Staff change positions, both at leadership levels and practitioners, which requires a relentless focus and reviewing of understanding of what we’re seeking to achieve. Locally we’ve embedded a few core slides at the start of each Public Service Reform Steering Group meeting, to root everyone back to a common, collective purpose as context for each discussion. We have seen the effectiveness of our co-produced people and community plans so need to build this further – ensuring coverage and consistency of approach across each neighbourhood and developing this further into a place strategy with community assets, aspirations and issues. We believe this approach is something other areas could look to in terms of a framework in terms of the use of insight and bringing together of place based priorities across public service reform, economic development and wider place-making. As taking place in our different neighbourhoods, the importance is the recognition and development of tailored approaches for each neighbourhood, and whilst consistently applying principles, having the flexibility (which can be challenging for some to accept) to be bespoke for different areas.

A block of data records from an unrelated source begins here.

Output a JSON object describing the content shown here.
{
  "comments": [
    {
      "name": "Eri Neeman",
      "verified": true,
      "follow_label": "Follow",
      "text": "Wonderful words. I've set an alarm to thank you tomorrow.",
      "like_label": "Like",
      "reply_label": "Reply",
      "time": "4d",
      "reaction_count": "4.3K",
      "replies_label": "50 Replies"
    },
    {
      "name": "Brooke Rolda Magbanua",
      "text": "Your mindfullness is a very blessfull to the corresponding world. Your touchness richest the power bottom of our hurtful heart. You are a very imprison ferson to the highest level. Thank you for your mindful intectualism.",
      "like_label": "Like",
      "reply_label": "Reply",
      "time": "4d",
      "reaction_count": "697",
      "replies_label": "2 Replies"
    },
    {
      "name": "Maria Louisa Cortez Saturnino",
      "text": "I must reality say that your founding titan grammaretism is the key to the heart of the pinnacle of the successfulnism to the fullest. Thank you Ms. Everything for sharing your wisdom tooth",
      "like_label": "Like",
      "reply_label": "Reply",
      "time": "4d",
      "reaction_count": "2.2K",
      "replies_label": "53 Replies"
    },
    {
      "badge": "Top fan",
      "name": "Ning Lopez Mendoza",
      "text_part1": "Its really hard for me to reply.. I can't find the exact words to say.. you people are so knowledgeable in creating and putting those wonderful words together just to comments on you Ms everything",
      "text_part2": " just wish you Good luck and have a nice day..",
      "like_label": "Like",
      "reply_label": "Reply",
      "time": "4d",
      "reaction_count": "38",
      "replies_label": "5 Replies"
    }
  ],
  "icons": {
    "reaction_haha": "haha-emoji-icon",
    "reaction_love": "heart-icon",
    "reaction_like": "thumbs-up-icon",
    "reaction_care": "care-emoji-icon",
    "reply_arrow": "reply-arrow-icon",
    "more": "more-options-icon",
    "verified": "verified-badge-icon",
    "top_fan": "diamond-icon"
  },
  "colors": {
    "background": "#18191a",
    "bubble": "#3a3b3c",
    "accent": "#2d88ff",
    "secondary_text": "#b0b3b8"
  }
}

We need to build on our already excellent progress around data sharing and using intelligence effectively across partners and organisations – our role in the GM data accelerator pilot will help us with this. This work is also supported by our wider Data Management Strategy to enable data and intelligence in an effective way. We are currently developing live versions of our Neighbourhood profiles – which will allow the PSLTs to have information about their neighbourhood at their fingertips.
Currently ward level “placemats” are available to support PSLTs. This is accompanied by the frequently published State of the Borough report – which details the progress against our outcomes set down in the LETS strategy. The key learning here is to bring together both data and insight from across the system in as granular detail as possible, to best develop local knowledge and understanding to inform decision making and prioritisation.
The PSLTs continue to evolve, responding to specific place based issued, such as newly announced dispersed
accommodation allocations allowing for co-ordinated support through existing mechanisms rather than establishing new structures, whilst also allowing targeted considerations of Borough wide activity to identify particular vulnerabilities and the local (community led as much as public service) resources to address, such as a current review of cases and insights in each neighbourhood that could signify housing standards and disrepair issues following the tragic case in Rochdale.
The PSLT approach, including leadership on People & Communities plans is LET’s Do It! in action. It is a fundamentally different approach to what has taken place locally previously by enshrining the LETS principles in order to prevent, reduce and delay demand on public services through taking an collaborative, asset based approach to prevention, early intervention and targeted activity to those complex cases that require the greatest co-ordination.